Presently, the prevailing professional opinion is that a breach of the prohibition will not impact the validity of any concluded agreements. This is supported, in particular, by the principle of the protection of third parties. Which is undoubtedly welcome news, especially for the creditors of parent companies, whose securities over the assets of subsidiaries will remain valid despite any potential failure to comply with the requirement to provide a consideration for establishment thereof. Nevertheless, invalidity could apply to any agreement deemed to involve the performance of a gratuitous service. Furthermore, a breach could result in (i) the invocation of a right by the subsidiary to claim an unjust enrichment by the shareholder (and thus the subsidiary's entitlement to receive reimbursement) and, potentially, (ii) a company invoking a right to claim for any damages arising on the basis of a breach of due managerial care against its statutory body.

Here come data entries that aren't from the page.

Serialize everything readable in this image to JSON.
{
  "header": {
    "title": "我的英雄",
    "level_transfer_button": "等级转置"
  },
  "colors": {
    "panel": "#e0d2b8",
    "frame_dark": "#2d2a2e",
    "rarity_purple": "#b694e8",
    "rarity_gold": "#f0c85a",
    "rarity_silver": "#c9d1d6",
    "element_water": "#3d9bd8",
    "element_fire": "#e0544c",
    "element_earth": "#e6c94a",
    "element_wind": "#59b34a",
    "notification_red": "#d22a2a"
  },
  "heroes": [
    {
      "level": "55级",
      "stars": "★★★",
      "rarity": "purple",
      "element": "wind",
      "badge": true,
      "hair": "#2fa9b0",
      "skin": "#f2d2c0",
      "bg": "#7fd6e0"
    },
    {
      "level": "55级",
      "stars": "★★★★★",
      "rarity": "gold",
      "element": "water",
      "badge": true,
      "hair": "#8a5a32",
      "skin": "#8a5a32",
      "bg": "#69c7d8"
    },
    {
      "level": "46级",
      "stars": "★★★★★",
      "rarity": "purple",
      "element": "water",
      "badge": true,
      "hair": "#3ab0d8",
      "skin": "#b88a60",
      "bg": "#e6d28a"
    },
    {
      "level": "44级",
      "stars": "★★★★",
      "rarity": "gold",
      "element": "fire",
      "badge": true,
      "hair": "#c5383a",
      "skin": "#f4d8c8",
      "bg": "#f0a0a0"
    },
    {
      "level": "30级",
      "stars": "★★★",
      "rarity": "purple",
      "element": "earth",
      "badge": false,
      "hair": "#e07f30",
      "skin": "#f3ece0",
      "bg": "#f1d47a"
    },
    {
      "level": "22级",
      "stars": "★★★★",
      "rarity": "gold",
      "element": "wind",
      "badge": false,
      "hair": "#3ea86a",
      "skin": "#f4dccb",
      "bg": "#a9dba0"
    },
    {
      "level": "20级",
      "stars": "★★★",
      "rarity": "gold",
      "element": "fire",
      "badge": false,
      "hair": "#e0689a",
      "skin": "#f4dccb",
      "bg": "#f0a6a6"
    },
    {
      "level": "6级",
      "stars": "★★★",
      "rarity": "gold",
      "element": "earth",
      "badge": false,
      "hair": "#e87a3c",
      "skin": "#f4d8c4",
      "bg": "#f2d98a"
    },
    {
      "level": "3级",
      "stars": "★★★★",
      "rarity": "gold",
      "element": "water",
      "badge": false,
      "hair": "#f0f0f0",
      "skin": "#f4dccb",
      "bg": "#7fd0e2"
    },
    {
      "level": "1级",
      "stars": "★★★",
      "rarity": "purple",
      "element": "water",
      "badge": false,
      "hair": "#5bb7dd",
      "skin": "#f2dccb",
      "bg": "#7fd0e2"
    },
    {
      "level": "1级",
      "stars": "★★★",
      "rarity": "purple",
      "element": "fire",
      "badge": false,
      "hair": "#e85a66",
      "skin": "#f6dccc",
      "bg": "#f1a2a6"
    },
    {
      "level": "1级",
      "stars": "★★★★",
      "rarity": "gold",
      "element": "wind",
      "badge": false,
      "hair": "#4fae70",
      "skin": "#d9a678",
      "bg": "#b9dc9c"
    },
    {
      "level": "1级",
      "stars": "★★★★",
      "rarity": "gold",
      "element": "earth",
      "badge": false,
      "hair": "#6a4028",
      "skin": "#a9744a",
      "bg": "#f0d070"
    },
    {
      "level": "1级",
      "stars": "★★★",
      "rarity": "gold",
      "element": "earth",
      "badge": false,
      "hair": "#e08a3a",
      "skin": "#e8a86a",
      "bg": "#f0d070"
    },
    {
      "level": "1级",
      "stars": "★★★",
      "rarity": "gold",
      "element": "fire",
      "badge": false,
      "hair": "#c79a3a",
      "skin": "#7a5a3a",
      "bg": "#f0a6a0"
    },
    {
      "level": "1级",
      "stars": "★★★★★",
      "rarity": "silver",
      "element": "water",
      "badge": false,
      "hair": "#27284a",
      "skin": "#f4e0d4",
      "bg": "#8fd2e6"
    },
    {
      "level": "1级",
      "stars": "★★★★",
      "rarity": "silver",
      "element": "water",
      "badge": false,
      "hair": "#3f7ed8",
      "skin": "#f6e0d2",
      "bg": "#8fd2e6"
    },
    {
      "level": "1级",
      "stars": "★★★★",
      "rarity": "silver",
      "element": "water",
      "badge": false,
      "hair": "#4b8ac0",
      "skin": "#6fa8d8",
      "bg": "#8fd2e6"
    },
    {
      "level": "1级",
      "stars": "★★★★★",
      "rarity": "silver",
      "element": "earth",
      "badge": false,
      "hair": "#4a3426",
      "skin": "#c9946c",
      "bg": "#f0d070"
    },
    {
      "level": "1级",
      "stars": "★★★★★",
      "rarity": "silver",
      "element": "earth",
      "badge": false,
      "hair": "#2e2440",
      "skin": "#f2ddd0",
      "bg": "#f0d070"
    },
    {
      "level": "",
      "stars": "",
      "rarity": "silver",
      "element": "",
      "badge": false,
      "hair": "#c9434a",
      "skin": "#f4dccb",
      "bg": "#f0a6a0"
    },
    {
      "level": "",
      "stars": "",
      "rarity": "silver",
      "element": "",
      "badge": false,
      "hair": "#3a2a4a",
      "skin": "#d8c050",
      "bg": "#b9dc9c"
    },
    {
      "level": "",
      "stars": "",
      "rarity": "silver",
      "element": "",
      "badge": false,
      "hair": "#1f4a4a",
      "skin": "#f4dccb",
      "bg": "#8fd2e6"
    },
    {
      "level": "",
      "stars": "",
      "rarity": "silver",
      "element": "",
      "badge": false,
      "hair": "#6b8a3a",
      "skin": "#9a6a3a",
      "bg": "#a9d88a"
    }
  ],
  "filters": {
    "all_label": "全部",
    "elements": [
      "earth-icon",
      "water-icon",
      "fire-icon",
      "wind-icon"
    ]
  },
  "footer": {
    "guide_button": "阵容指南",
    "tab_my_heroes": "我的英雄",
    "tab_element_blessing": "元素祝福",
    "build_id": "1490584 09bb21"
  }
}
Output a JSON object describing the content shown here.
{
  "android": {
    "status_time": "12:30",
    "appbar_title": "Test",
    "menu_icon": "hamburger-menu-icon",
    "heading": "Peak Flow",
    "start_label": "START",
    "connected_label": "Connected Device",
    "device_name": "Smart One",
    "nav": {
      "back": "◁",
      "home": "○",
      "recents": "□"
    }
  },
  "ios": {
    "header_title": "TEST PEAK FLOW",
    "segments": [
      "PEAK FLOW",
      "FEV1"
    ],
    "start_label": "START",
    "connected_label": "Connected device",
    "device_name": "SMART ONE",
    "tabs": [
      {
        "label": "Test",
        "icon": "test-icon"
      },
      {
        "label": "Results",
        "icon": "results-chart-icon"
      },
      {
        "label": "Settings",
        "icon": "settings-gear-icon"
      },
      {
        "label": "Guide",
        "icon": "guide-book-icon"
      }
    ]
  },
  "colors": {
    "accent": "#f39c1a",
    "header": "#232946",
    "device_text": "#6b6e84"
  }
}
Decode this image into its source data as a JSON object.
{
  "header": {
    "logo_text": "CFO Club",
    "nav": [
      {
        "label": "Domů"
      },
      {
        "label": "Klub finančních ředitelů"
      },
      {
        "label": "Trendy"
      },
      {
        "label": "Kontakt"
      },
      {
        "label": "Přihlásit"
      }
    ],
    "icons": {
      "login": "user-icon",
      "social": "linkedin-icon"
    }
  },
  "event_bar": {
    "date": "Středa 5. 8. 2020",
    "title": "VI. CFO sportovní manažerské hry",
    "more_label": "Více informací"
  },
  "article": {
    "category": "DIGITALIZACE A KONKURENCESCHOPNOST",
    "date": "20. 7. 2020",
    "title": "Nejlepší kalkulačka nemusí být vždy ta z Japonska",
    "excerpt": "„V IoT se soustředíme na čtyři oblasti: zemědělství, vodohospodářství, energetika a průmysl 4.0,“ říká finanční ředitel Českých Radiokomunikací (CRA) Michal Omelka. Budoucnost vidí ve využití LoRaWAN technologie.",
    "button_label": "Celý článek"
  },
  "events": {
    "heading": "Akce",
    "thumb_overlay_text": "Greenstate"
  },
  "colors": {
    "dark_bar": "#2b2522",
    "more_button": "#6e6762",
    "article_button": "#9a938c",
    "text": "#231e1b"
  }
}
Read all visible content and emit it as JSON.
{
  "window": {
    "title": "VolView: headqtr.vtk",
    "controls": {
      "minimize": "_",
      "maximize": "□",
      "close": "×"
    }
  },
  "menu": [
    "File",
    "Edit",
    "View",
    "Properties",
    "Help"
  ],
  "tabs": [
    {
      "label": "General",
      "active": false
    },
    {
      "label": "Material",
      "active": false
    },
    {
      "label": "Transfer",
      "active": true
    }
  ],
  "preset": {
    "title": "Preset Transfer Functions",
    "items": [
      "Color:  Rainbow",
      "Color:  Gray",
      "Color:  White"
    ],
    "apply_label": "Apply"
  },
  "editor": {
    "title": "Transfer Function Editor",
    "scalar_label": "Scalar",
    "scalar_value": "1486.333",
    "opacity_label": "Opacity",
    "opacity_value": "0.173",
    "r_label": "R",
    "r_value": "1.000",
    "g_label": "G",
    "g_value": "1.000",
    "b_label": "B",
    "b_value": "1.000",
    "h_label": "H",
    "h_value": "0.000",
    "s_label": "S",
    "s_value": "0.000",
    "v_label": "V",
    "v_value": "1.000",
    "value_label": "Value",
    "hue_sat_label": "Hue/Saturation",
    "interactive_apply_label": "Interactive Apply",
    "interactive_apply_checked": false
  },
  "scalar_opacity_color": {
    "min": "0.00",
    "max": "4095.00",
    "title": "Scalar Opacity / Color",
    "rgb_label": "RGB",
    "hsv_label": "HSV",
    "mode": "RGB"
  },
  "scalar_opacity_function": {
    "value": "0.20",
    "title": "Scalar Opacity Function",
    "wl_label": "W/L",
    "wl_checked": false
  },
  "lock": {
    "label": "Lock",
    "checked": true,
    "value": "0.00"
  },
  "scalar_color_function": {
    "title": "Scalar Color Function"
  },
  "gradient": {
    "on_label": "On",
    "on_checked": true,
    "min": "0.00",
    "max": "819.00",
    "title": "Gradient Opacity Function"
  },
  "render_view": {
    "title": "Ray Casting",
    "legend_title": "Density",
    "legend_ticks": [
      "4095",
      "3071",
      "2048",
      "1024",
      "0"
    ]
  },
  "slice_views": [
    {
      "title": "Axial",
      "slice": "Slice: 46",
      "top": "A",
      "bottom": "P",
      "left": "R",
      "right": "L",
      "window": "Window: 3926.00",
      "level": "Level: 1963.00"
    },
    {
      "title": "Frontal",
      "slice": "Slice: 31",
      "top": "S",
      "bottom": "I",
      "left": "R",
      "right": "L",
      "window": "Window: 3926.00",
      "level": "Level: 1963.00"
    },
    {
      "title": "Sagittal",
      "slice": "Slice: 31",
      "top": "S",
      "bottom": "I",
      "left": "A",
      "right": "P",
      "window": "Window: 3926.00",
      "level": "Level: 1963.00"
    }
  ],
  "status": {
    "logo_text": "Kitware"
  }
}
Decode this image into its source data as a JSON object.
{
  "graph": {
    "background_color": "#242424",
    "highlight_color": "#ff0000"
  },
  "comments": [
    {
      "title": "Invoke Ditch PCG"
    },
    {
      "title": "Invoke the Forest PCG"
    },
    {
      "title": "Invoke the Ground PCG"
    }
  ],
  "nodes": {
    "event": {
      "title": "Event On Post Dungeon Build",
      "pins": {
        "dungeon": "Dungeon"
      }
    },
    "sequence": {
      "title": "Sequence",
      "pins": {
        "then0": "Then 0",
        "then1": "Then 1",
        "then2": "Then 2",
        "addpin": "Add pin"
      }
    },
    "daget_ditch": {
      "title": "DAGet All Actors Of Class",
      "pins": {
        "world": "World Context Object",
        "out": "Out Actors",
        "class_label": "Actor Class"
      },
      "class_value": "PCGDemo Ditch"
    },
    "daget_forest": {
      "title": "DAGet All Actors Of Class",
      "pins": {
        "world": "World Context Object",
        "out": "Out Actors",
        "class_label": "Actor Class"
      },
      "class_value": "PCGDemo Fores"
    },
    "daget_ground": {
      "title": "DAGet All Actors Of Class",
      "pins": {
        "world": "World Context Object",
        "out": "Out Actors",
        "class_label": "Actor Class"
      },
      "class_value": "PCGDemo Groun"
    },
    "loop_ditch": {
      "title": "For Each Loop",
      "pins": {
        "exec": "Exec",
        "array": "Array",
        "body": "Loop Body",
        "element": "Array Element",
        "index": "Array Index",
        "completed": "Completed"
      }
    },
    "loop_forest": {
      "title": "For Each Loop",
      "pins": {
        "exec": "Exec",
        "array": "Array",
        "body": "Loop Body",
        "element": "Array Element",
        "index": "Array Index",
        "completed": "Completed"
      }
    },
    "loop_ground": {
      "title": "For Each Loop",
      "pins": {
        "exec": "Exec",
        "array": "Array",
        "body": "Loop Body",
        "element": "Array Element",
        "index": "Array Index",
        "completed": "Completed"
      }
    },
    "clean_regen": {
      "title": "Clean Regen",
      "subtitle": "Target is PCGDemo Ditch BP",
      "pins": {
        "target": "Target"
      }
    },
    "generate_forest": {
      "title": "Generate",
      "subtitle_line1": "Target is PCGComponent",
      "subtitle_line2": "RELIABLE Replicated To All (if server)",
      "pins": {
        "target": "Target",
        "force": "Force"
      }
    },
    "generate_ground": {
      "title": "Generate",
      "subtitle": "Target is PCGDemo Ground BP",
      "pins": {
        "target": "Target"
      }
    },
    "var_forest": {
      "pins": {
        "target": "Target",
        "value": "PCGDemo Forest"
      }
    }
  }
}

Four (4) exemptions are available from the application of the prohibition. These exemptions include situations where the company provides: (i) customary occasional gifts, (ii) donations of a reasonable amount for public benefit purposes, (iii) a performance for the purpose of fulfilling a moral obligation or consideration of decency, or (iv) an advantage permitted by law to the company in question.
From a practical point of view, we assume that the fourth exemption will be utilised frequently. This could incorporate, for example, the provision of financial assistance which is separately regulated under the Business Corporations Act.
Practical recommendations for financial transactions
In order to mitigate risk on the part of creditors (potential uncertainty concerning the validity of a security) and on the part of debtors and security providers (a risk of unjust enrichment or the liability of the statutory body), the prohibition must be considered within the overall context of debt financing. Group funding should be structured so that after factoring-in all the relevant circumstances, a reasonable conclusion can be drawn that the security provided by the subsidiary for the debts of its shareholder(s) or other related party (member of the group) has been provided for a consideration and thus no violation of Section 40 (5) of the Business Corporations Act has occurred.
We are of the opinion that, from a practical point of view, the use of the following instruments can be considered:
- an agreement between a subsidiary and its shareholder (or other designated person in the group) on the provision of a security for the debts of the parent company (or other persons in the group) and the monetary remuneration for the establishment of such a security;
- an agreement between a subsidiary and its shareholder (or other designated person in the group) on the provision of a security for the debts of the parent company (or other persons in the group) and a non-monetary consideration for the establishment of such a security;
- a decision by the statutory body of the subsidiary on the provision of a security for the debts of the parent company (or other persons in the group), together with a statement that this security is provided in exchange for any benefits (a consideration) for the subsidiary resulting from its membership in the group.
The above instruments could be supplemented with expert opinions appraising the value of a given consideration in monetary terms and assessing its adequacy within the context of the provided security. The choice and content of the appropriate instrument will always depend on the particular aspects of the transaction.
Thus far, no prevailing market practice exists with regards to the issues outlined above. The conclusions presented above are based on our own interpretation of the relevant provisions, taking into account the views contained in current professional literature, and have not yet been confirmed by any binding judicial decisions or case law.
The content of this article is intended to provide a general guide to the subject matter. Specialist advice should be sought about your specific circumstances.